Five years ago, artist Ineta Freidenfelde began sketching birds at her home in Bieriņi, a leafy neighbourhood in Riga’s southern suburbs. Then the spring 2020 lockdown arrived, and she used all that free time to intensively observe the winged creatures and create beautiful paintings.
“It was so enthralling that time just flew by,” she says. “People think they are the center of everything, that we can chop down and tear up whatever we like. But the world of birds is wonderfully beautiful.”
Ineta was born in Rīga, then spent part of her teens at applied arts school in Liepāja before returning to the capital in the early 1990s to study stage design and painting at the Latvian Academy of Art. She honed the gilding techniques which give her paintings such a striking look at the Hamilton Kerr Institute in Cambridge, UK.
Ineta’s curiosity about birds grew after she persuaded her neighbours not to cut down a tree housing a crows’ nest.
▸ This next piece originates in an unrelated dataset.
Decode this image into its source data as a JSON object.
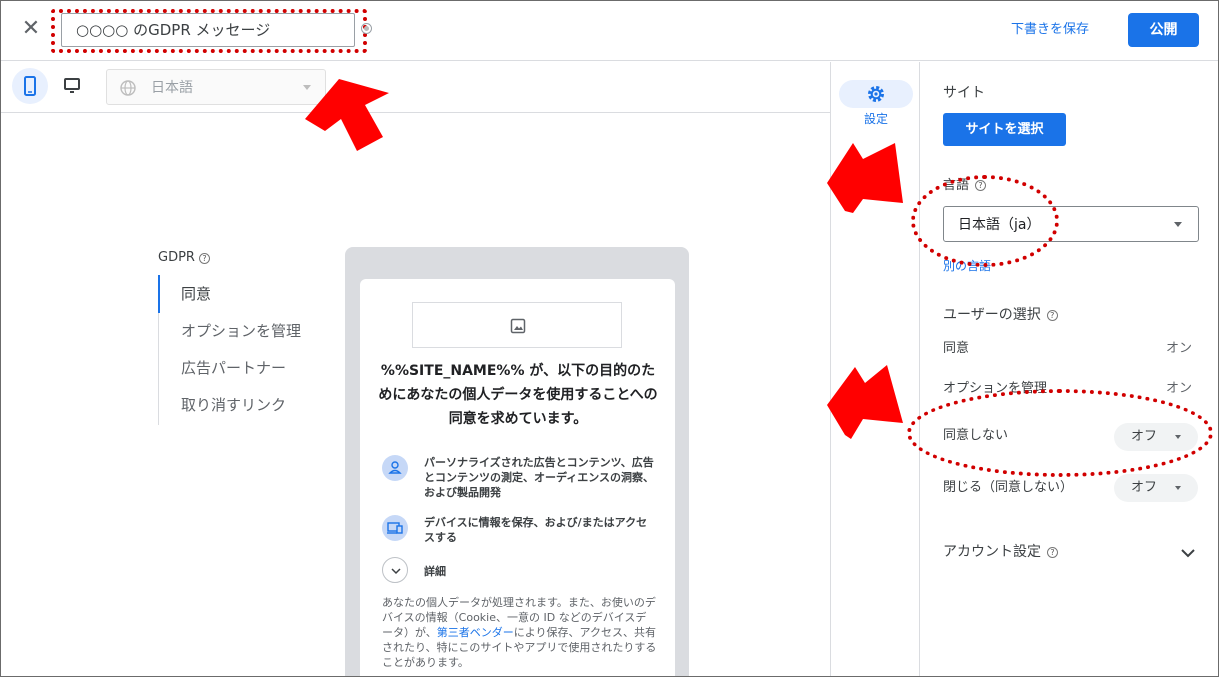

While the said neighbours regarded the crows as noisy pests, Ineta was moved by the feathered couple’s supportive, monogamous relationship (“better than humans,” she laughs), and their tender care for their chicks, even making sure they take midday naps.
On one occasion, a hawk swept in to feast on doves Ineta keeps in a cage outside. But in an unusual act of cross-species solidarity, a mob of crows chased the predator away.
Large seagulls made squawking appearances, and a bunch of ducks dived in for Ineta’s birthday. The household’s firewood pile has a storks’ nest on top and a sparrows’ nest in a niche between the logs. Concerned that a summer heatwave was making the wood stack an oven, Ineta ran a trickling hose through it to cool it down.
After the sparrow chicks grew up, they landed on the windowsill to show Ineta they had made it, before flying off to live their lives.
“They clearly realised the connection,” she says. “And I wanted to draw them and paint them to show how precious they are. They are highly intelligent beings.”
When Covid regulations permitted, Ineta held an exhibition in the “Valters un Rapa” bookstore in central Riga titled “Nature doesn’t do Quarantine,” intended to show that regardless of what humans do, nature continues on its own path. Her bird works are currently on display in the chapel at Brukna Manor in Zemgale.
Ineta occasionally holds open days at her home so people can discover how she works first-hand. This blends with the bohemian vibe of Bieriņi, where a community of painters and sculptors have maintained studios since the 1980s. Visitors to Bieriņi can also check out a sculpture park by Indulis Ranka, who also formed the stone sculptures at the Turaida Hill of Folk Songs near Sigulda.
As well as creative passion, artists also have to earn a living. Ineta admits to having financial ups and downs, made easier by the vegetable garden she and her daughter tend, which supplies much of their food. Her paintings can be seen on her website, and they are available for sale at the French online gallery Singulart. Her works have ended up in collections around the world. A few years ago, her small-sized portraits of Latvian birds were highly in demand in Russia.
During one lean period, Ineta got a job in a library. But after a fall at work left her with severe concussion, she realised she had to stop wasting time and get on with painting.
“Whenever I try to lead a conventional life, things go haywire for me,” she says. “I feel like a kindred spirit with the birds – we’re born to be free.”